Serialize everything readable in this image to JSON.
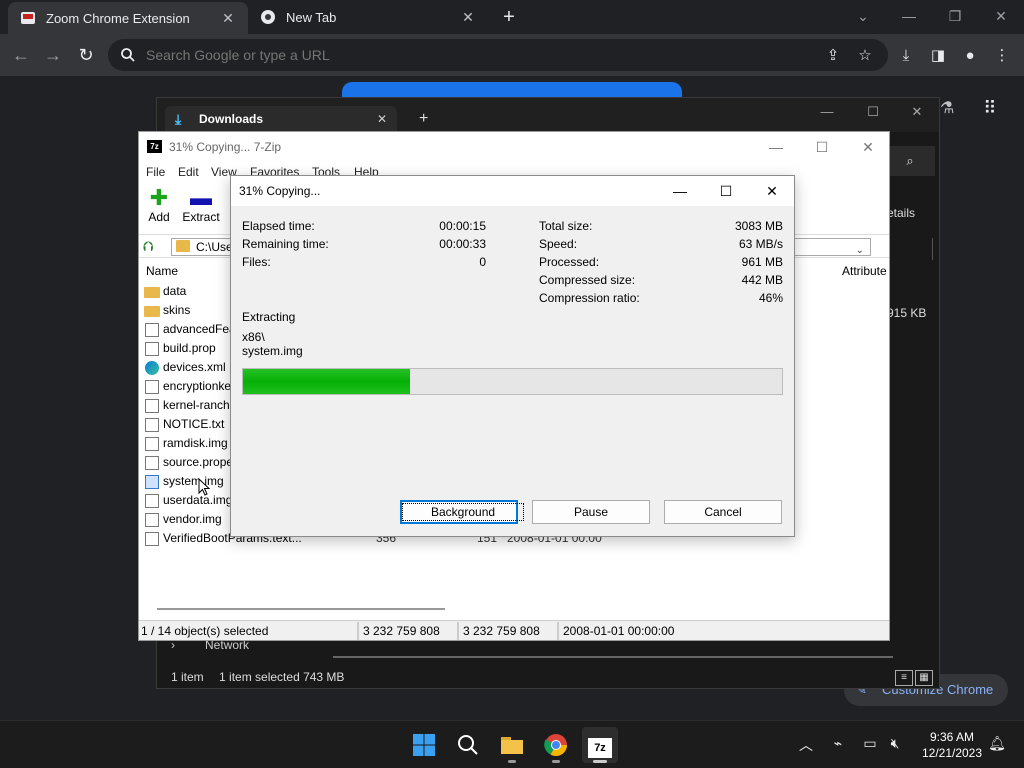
{
  "chrome": {
    "tabs": [
      {
        "title": "Zoom Chrome Extension"
      },
      {
        "title": "New Tab"
      }
    ],
    "omnibox_placeholder": "Search Google or type a URL",
    "customize_label": "Customize Chrome"
  },
  "explorer": {
    "tab_title": "Downloads",
    "details_label": "etails",
    "row_size": "915 KB",
    "nav_network": "Network",
    "status": {
      "items": "1 item",
      "selected": "1 item selected  743 MB"
    }
  },
  "sevenzip": {
    "title": "31% Copying... 7-Zip",
    "menu": [
      "File",
      "Edit",
      "View",
      "Favorites",
      "Tools",
      "Help"
    ],
    "tools": {
      "add": "Add",
      "extract": "Extract"
    },
    "path": "C:\\Use",
    "columns": {
      "name": "Name",
      "attributes": "Attribute"
    },
    "files": [
      {
        "name": "data",
        "icon": "folder"
      },
      {
        "name": "skins",
        "icon": "folder"
      },
      {
        "name": "advancedFea",
        "icon": "doc"
      },
      {
        "name": "build.prop",
        "icon": "doc"
      },
      {
        "name": "devices.xml",
        "icon": "edge"
      },
      {
        "name": "encryptionke",
        "icon": "doc"
      },
      {
        "name": "kernel-ranch",
        "icon": "doc"
      },
      {
        "name": "NOTICE.txt",
        "icon": "doc"
      },
      {
        "name": "ramdisk.img",
        "icon": "doc"
      },
      {
        "name": "source.prope",
        "icon": "doc"
      },
      {
        "name": "system.img",
        "icon": "sel"
      },
      {
        "name": "userdata.img",
        "icon": "doc"
      },
      {
        "name": "vendor.img",
        "icon": "doc"
      },
      {
        "name": "VerifiedBootParams.text...",
        "icon": "doc",
        "size": "356",
        "packed": "151",
        "modified": "2008-01-01 00:00"
      }
    ],
    "status": {
      "selection": "1 / 14 object(s) selected",
      "size": "3 232 759 808",
      "packed": "3 232 759 808",
      "modified": "2008-01-01 00:00:00"
    }
  },
  "dialog": {
    "title": "31% Copying...",
    "left": [
      {
        "label": "Elapsed time:",
        "value": "00:00:15"
      },
      {
        "label": "Remaining time:",
        "value": "00:00:33"
      },
      {
        "label": "Files:",
        "value": "0"
      }
    ],
    "right": [
      {
        "label": "Total size:",
        "value": "3083 MB"
      },
      {
        "label": "Speed:",
        "value": "63 MB/s"
      },
      {
        "label": "Processed:",
        "value": "961 MB"
      },
      {
        "label": "Compressed size:",
        "value": "442 MB"
      },
      {
        "label": "Compression ratio:",
        "value": "46%"
      }
    ],
    "operation": "Extracting",
    "folder": "x86\\",
    "file": "system.img",
    "progress_fraction": 0.31,
    "buttons": {
      "background": "Background",
      "pause": "Pause",
      "cancel": "Cancel"
    }
  },
  "taskbar": {
    "time": "9:36 AM",
    "date": "12/21/2023"
  }
}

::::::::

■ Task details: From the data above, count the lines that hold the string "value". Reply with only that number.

■ Output for this exercise: 8